Biography of Hon. James Abner Bennett
Discover your family's story.
Enter a grandparent's name to get started.
HON. JAMES ABNER BENNETT. – Our subject was born in Bracken county, Kentucky, on March 17,1808. His birthplace was a farm; and here he remained with his parents until 1830, when he moved to Boone county. He resided here for three years, and then removed to Jackson county, Missouri, near the town of Independence, and in 1839 again removed to Platt county. The following year, 1840, he was married to Miss Louisa E.R. Bane, of Weston, Missouri. Here Mr. Bennett remained, following blacksmithing and conducting a livery stable. He also acted as justice of the peace until the year 1842. There also was a son born to them, John R. Bennett. Mr. and Mrs. Bennett moved from here to Jackson county, Missouri, where they lived until 1850, in the meanwhile suffering the loss of their son, who died April 18,1848.
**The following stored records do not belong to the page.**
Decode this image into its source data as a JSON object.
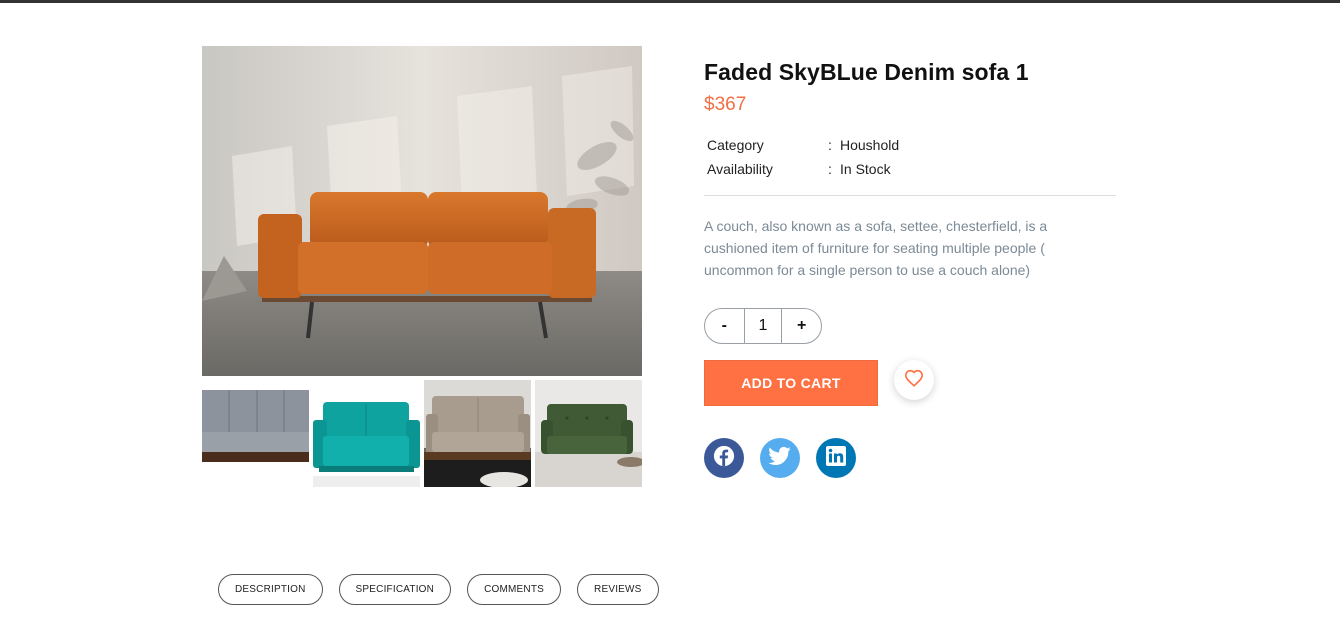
{
  "product": {
    "title": "Faded SkyBLue Denim sofa 1",
    "price": "$367",
    "meta": [
      {
        "key": "Category",
        "colon": ":",
        "value": "Houshold"
      },
      {
        "key": "Availability",
        "colon": ":",
        "value": "In Stock"
      }
    ],
    "description": "A couch, also known as a sofa, settee, chesterfield, is a cushioned item of furniture for seating multiple people ( uncommon for a single person to use a couch alone)"
  },
  "quantity": {
    "minus_label": "-",
    "value": "1",
    "plus_label": "+"
  },
  "actions": {
    "add_to_cart_label": "ADD TO CART",
    "wishlist_icon": "heart-icon"
  },
  "social": [
    {
      "name": "facebook",
      "icon": "facebook-icon",
      "color": "#3b5998"
    },
    {
      "name": "twitter",
      "icon": "twitter-icon",
      "color": "#55acee"
    },
    {
      "name": "linkedin",
      "icon": "linkedin-icon",
      "color": "#0077b5"
    }
  ],
  "gallery": {
    "main_image": "orange leather sofa",
    "thumbnails": [
      "grey fabric sofa",
      "teal sofa",
      "taupe sofa",
      "green sofa"
    ]
  },
  "tabs": [
    {
      "label": "DESCRIPTION"
    },
    {
      "label": "SPECIFICATION"
    },
    {
      "label": "COMMENTS"
    },
    {
      "label": "REVIEWS"
    }
  ],
  "colors": {
    "accent": "#ff7043",
    "price": "#f06f45",
    "description": "#7b8a96"
  }
}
In 1849 Mr. Bennett came on a prospecting tour to California. On his return, Mrs. Bennett made preparations and started with him for Oregon, traveling with ox-teams in company with some thirty other families, Judge Bennett being elected captain of the train. They started on May 9th, and after a wearisome journey of five months’ duration reached Oregon on October 2, 1850. They at once located on their beautiful farm near Corvallis; and, the settlers soon recognizing true worth, he was elected a senator in the territorial legislature from Benton county, and in 1857 was re-elected over all competitors. He also was once assessor of the county, and served as sheriff for one term. He occupied himself in farming and stock-raising, and drove cattle to California to the mines. In 1864 Mr. Bennett went to Idaho, and for two years drove stock to supply the miners. In 1866 Mrs. Bennett joined her husband in Idaho; and together they established a dairy in Ada county. Two years later he went to Salt Lake City, bought a herd of cattle and drove them to the farm in Ada county.
In 1869 he was elected to the legislature, and served one term as representative. But in the following year his health began to wane; and for the next fifteen years he was incapable of performing any labor, his wife taking his place as chief and superintendent of the farm. On April 24,1885, Honorable James A. Bennett closed his earthly career; and his remains were brought to Corvallis by Mrs. Bennett, and now repose in Crystal Lake Cemetery, where the faithful and loving wife has caused to be erected a handsome monument, suitably inscribed, to his memory. He was a mason of high standing, an honorable man in all his dealings, and left a name second to none in the state for integrity and nobleness of character. His widow still lives on the old home place, one mile southwest of Corvallis, in a modern cottage, surrounded by all the comforts and conveniences of life. She is a most generous and charitable lady, as is acknowledged by all with whom she is brought in contact, and respected and beloved by all fortunate enough to claim acquaintance with her.